The expected answer comprises all lines from the entries that contain the string "icon".

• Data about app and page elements
▬▬▬▬▬▬

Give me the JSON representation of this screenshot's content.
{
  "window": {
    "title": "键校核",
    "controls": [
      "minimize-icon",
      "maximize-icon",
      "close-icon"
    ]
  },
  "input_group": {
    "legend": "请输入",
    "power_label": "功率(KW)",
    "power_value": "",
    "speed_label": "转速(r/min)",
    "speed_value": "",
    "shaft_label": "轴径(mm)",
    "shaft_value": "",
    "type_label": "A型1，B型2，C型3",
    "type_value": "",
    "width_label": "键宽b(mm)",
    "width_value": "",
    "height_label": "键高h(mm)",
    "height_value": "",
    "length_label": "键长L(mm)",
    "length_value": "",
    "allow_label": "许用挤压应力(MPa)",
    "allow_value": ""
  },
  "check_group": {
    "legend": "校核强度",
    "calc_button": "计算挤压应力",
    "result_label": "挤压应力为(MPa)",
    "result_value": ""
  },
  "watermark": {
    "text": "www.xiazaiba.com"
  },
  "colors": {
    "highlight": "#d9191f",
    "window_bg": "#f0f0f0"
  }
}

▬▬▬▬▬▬

• COMPLETED EXERCISE
      "minimize-icon",
      "maximize-icon",
      "close-icon"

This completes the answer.